Professor earns prestigious NEH grant

Author: Julia Woock
February 27, 2023

Anthea Kraut, a UCR professor of dance, is researching the uncredited labor of stand-in dancers known as “dance-ins” and ways they contributed to the film industry’s upholding of white supremacy during the Golden Age of musicals in Hollywood.

In December 2022, she received a $60,000 grant from the National Endowment for the Humanities, or NEH, to support this research. Also last year, she earned a competitive fellowship from the John Simon Guggenheim Memorial Foundation. 

Anthea Kraut (UCR)

Kraut uses the term “corporeal ecosystem” to describe the ways Hollywood’s studio system relied on hierarchical and often parasitical relationships between stars, choreographers, and dance-ins to construct glorified images of white movie stars while concealing the racialized and gendered labor of those who worked behind the camera and without credit.

“Hollywood stars in the mid-20th century were overwhelmingly white, but there were many multiracial dancers who were present behind the scenes and who helped shape the bodies of white stars” said Kraut, a critical dance studies professor. The NEH grant will allow her to work on her third book.

Who and what were “dance-ins?”

A dance-in, or a dancing stand-in, is comparable to an actor’s stand-in, but instead of standing on a mark, a dance-in rehearses the choreography for an actor during dance numbers while lights are being set and cameras being focused. In most cases, dance-ins were far more experienced dancers than the stars featured in the film. Because they are less visible than even a “dance double,” who replaces a star’s body on film, dance-ins are almost completely forgotten participants in the creation of dance on screen.

“In many cases, dance-ins also functioned as assistant choreographers and coaches to stars,” Kraut said. “Dance-ins thus not only rehearsed in place of a star but also helped shape the star’s dancing body.
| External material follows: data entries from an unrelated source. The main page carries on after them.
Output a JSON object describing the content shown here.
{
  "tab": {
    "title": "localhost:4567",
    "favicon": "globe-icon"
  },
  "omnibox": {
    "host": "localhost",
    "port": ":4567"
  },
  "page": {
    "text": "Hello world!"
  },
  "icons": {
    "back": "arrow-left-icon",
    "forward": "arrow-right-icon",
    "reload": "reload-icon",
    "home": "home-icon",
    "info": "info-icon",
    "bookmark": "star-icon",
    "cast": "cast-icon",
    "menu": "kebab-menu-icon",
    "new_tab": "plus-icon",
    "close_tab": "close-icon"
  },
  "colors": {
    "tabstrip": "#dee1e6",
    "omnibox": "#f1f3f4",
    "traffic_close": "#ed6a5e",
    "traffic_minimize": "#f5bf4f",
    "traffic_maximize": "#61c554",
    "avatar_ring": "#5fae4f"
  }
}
In some cases, in fact, stars were merely copying their dance-ins when they learned the film choreography.”

“My argument is that the image of the star's dancing body that we see on screen actually contains the traces of the unseen figures who preceded and danced in place of the star,” Kraut said. “Accounting for intermediary figures like dance-ins who are neither official choreographers nor on-screen performers should complicate our understanding of how images of bodies are created, how white star bodies come to be perceived as ‘original’ and ‘singular,’ and how dance is reproduced more generally.”

The grant is a great honor, she said, and will allow her to take a year away from her departmental and teaching duties. 

“Time to write is the most glorious gift in the world,” she said.